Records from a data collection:

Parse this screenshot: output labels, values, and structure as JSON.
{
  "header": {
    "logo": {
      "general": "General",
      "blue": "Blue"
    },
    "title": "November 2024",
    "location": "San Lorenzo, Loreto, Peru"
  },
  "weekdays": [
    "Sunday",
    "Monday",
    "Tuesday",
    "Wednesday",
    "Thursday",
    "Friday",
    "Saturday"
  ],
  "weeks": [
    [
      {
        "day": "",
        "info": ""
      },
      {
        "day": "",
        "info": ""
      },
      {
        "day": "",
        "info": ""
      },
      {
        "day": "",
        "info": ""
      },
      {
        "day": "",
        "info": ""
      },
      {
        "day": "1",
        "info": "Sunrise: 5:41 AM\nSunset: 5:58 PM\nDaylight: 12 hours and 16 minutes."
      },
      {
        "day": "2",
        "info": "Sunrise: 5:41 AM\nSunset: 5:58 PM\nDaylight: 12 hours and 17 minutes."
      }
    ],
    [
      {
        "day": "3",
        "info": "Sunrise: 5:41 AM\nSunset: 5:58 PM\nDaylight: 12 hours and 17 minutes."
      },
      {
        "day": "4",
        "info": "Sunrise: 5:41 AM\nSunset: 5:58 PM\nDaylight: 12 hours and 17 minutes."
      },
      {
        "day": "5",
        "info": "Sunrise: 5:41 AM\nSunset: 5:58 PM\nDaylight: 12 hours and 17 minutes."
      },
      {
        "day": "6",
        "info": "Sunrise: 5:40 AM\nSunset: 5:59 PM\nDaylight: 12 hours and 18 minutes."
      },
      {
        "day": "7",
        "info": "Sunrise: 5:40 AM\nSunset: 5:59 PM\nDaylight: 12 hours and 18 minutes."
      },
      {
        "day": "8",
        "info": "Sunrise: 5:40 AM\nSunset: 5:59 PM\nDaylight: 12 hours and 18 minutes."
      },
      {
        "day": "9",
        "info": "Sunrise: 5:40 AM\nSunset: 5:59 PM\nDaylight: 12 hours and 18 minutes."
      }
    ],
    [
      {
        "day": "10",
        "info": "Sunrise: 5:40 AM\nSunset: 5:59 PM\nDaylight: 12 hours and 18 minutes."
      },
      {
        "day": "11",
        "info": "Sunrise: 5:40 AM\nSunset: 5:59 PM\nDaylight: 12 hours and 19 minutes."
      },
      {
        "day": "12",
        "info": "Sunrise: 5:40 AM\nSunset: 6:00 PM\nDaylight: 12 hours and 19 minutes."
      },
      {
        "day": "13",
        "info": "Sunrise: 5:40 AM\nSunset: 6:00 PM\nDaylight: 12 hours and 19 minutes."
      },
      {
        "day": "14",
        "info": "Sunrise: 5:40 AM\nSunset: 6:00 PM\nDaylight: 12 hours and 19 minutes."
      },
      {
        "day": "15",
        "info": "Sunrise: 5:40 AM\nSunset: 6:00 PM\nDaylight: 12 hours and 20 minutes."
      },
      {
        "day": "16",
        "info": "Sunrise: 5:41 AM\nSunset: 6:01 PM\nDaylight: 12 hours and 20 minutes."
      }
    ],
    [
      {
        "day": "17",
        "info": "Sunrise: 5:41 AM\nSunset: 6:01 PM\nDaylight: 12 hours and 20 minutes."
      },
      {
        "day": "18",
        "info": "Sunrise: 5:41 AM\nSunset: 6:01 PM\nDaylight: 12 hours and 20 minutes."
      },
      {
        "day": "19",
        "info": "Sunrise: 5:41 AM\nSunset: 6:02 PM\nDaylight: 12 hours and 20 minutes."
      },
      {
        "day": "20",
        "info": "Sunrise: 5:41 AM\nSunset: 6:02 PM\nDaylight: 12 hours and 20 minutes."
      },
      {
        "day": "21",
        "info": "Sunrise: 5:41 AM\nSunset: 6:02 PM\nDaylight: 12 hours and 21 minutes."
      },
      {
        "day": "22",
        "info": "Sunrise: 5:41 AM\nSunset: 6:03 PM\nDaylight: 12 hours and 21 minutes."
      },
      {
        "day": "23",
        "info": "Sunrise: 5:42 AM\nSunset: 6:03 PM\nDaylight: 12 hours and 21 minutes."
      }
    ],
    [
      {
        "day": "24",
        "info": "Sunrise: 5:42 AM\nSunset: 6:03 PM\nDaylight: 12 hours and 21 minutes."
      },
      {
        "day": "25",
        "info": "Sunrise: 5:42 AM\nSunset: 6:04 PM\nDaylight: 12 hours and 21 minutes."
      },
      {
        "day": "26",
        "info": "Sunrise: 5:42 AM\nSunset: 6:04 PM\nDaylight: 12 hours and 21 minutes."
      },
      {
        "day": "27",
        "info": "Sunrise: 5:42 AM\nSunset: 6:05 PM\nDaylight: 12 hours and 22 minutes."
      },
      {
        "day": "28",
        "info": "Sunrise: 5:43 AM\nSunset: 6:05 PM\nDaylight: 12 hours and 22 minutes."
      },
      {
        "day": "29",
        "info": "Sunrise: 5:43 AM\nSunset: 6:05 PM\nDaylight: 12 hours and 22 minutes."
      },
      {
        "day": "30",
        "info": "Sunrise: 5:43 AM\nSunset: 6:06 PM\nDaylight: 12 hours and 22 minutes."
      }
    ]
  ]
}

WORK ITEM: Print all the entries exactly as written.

REPLY:
Parse this screenshot: output labels, values, and structure as JSON.
{
  "header": {
    "logo": {
      "general": "General",
      "blue": "Blue"
    },
    "title": "November 2024",
    "location": "San Lorenzo, Loreto, Peru"
  },
  "weekdays": [
    "Sunday",
    "Monday",
    "Tuesday",
    "Wednesday",
    "Thursday",
    "Friday",
    "Saturday"
  ],
  "weeks": [
    [
      {
        "day": "",
        "info": ""
      },
      {
        "day": "",
        "info": ""
      },
      {
        "day": "",
        "info": ""
      },
      {
        "day": "",
        "info": ""
      },
      {
        "day": "",
        "info": ""
      },
      {
        "day": "1",
        "info": "Sunrise: 5:41 AM\nSunset: 5:58 PM\nDaylight: 12 hours and 16 minutes."
      },
      {
        "day": "2",
        "info": "Sunrise: 5:41 AM\nSunset: 5:58 PM\nDaylight: 12 hours and 17 minutes."
      }
    ],
    [
      {
        "day": "3",
        "info": "Sunrise: 5:41 AM\nSunset: 5:58 PM\nDaylight: 12 hours and 17 minutes."
      },
      {
        "day": "4",
        "info": "Sunrise: 5:41 AM\nSunset: 5:58 PM\nDaylight: 12 hours and 17 minutes."
      },
      {
        "day": "5",
        "info": "Sunrise: 5:41 AM\nSunset: 5:58 PM\nDaylight: 12 hours and 17 minutes."
      },
      {
        "day": "6",
        "info": "Sunrise: 5:40 AM\nSunset: 5:59 PM\nDaylight: 12 hours and 18 minutes."
      },
      {
        "day": "7",
        "info": "Sunrise: 5:40 AM\nSunset: 5:59 PM\nDaylight: 12 hours and 18 minutes."
      },
      {
        "day": "8",
        "info": "Sunrise: 5:40 AM\nSunset: 5:59 PM\nDaylight: 12 hours and 18 minutes."
      },
      {
        "day": "9",
        "info": "Sunrise: 5:40 AM\nSunset: 5:59 PM\nDaylight: 12 hours and 18 minutes."
      }
    ],
    [
      {
        "day": "10",
        "info": "Sunrise: 5:40 AM\nSunset: 5:59 PM\nDaylight: 12 hours and 18 minutes."
      },
      {
        "day": "11",
        "info": "Sunrise: 5:40 AM\nSunset: 5:59 PM\nDaylight: 12 hours and 19 minutes."
      },
      {
        "day": "12",
        "info": "Sunrise: 5:40 AM\nSunset: 6:00 PM\nDaylight: 12 hours and 19 minutes."
      },
      {
        "day": "13",
        "info": "Sunrise: 5:40 AM\nSunset: 6:00 PM\nDaylight: 12 hours and 19 minutes."
      },
      {
        "day": "14",
        "info": "Sunrise: 5:40 AM\nSunset: 6:00 PM\nDaylight: 12 hours and 19 minutes."
      },
      {
        "day": "15",
        "info": "Sunrise: 5:40 AM\nSunset: 6:00 PM\nDaylight: 12 hours and 20 minutes."
      },
      {
        "day": "16",
        "info": "Sunrise: 5:41 AM\nSunset: 6:01 PM\nDaylight: 12 hours and 20 minutes."
      }
    ],
    [
      {
        "day": "17",
        "info": "Sunrise: 5:41 AM\nSunset: 6:01 PM\nDaylight: 12 hours and 20 minutes."
      },
      {
        "day": "18",
        "info": "Sunrise: 5:41 AM\nSunset: 6:01 PM\nDaylight: 12 hours and 20 minutes."
      },
      {
        "day": "19",
        "info": "Sunrise: 5:41 AM\nSunset: 6:02 PM\nDaylight: 12 hours and 20 minutes."
      },
      {
        "day": "20",
        "info": "Sunrise: 5:41 AM\nSunset: 6:02 PM\nDaylight: 12 hours and 20 minutes."
      },
      {
        "day": "21",
        "info": "Sunrise: 5:41 AM\nSunset: 6:02 PM\nDaylight: 12 hours and 21 minutes."
      },
      {
        "day": "22",
        "info": "Sunrise: 5:41 AM\nSunset: 6:03 PM\nDaylight: 12 hours and 21 minutes."
      },
      {
        "day": "23",
        "info": "Sunrise: 5:42 AM\nSunset: 6:03 PM\nDaylight: 12 hours and 21 minutes."
      }
    ],
    [
      {
        "day": "24",
        "info": "Sunrise: 5:42 AM\nSunset: 6:03 PM\nDaylight: 12 hours and 21 minutes."
      },
      {
        "day": "25",
        "info": "Sunrise: 5:42 AM\nSunset: 6:04 PM\nDaylight: 12 hours and 21 minutes."
      },
      {
        "day": "26",
        "info": "Sunrise: 5:42 AM\nSunset: 6:04 PM\nDaylight: 12 hours and 21 minutes."
      },
      {
        "day": "27",
        "info": "Sunrise: 5:42 AM\nSunset: 6:05 PM\nDaylight: 12 hours and 22 minutes."
      },
      {
        "day": "28",
        "info": "Sunrise: 5:43 AM\nSunset: 6:05 PM\nDaylight: 12 hours and 22 minutes."
      },
      {
        "day": "29",
        "info": "Sunrise: 5:43 AM\nSunset: 6:05 PM\nDaylight: 12 hours and 22 minutes."
      },
      {
        "day": "30",
        "info": "Sunrise: 5:43 AM\nSunset: 6:06 PM\nDaylight: 12 hours and 22 minutes."
      }
    ]
  ]
}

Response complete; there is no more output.